Nevertheless my right honourable friend the Secretary of State for Scotland is of the opinion that it would be to the advantage of all parties if a satisfactory agreement could be reached between the local authorities and the governing body. Although, as the noble Earl himself will no doubt realise, the responsibility is a direct responsibility of the local authorities and not of my right honourable friend, he is prepared to place his services at the disposal of both parties if they think that his good offices will be of use 379 to them. The noble Earl suggested that my right honourable friend should bring pressure to bear upon the local authorities. I do not know whether the noble Earl will regard my offer on my right honourable friend's behalf to place his services at the disposal of the different parties as sufficient to meet the case, but I rather hope that that may be so. At any rate, I shall be very glad to convey to my right honourable friend the very strong feeling which the noble Earl very naturally has upon these questions.
THE EARL OF MANSFIELD
My Lords, I must thank the noble Marquess very much for his reply, which on the whole I regard as quite satisfactory, because I think it is obvious that if the Secretary of State for Scotland is willing to use his good offices, it will be very difficult indeed for any local authority or body connected with the management of the Infirmary to refuse to co-operate with him. In regard to the question of the Infirmary's finances the noble Marquess quite correctly stated that there was an annual deficit, but I would much like to be informed how many infirmaries throughout Great Britain do not have a deficit, and certainly others with which I am acquainted have a much larger one. Also this Infirmary has started a new contributory scheme which is bringing in several thousand pounds a year and so far as my experience goes the finances of this hospital are decidedly better than most of those in this country. The whole position has been that the local authorities have proved themselves unwilling to bring forward any scheme of any kind and that is why it has been necessary for me to bring forward this Motion to-day.

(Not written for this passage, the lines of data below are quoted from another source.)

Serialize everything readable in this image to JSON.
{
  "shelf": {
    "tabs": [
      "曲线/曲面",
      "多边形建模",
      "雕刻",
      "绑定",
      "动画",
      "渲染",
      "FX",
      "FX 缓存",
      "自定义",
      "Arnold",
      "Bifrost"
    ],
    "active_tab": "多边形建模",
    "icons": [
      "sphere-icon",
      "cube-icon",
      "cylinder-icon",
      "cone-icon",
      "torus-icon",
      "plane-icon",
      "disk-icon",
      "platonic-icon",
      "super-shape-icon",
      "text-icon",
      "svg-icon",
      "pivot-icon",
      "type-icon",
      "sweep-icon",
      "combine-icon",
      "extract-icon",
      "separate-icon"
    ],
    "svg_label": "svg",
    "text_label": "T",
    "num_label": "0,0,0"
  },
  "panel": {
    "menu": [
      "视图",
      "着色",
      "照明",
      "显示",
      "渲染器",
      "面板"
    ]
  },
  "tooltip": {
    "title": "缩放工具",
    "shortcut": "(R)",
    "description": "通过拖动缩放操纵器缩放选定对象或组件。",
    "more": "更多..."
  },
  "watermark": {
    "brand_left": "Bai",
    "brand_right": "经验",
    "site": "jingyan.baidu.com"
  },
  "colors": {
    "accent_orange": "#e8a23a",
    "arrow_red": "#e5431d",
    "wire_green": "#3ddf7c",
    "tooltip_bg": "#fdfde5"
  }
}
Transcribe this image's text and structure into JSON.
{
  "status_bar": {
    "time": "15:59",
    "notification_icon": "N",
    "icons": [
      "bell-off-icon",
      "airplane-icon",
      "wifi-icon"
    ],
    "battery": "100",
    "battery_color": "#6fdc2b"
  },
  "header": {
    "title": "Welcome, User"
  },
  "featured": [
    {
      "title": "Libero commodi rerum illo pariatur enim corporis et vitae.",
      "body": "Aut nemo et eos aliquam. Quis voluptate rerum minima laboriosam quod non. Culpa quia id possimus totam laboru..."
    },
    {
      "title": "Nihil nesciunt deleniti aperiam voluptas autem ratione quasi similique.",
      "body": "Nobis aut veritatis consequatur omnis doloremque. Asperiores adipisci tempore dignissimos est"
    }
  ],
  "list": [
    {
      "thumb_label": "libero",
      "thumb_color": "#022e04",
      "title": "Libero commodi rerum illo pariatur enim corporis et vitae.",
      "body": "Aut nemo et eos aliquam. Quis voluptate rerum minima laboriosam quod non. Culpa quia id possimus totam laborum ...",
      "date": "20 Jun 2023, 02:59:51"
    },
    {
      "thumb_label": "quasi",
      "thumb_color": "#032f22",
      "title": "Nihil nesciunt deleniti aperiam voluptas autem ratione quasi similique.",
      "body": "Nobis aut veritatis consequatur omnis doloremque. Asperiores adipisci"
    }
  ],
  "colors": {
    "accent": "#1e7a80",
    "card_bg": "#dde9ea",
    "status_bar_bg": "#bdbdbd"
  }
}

I may say that an immediate result of this Motion appearing on the Order Paper has been that three of the county and town clerks concerned have met and discussed this matter from about 5.30 p.m. until the early hours of the morning, a sign of activity which had not been obvious at any period during negotiations 380 in the past. I think therefore that my bringing forward this Motion has had the desired effect. I thank the noble Marquess very much for his reply—I wish to associate the Secretary of State for Scotland also in my thanks—and I beg leave to withdraw my Motion.
Motion for Papers, by leave, with-withdrawn.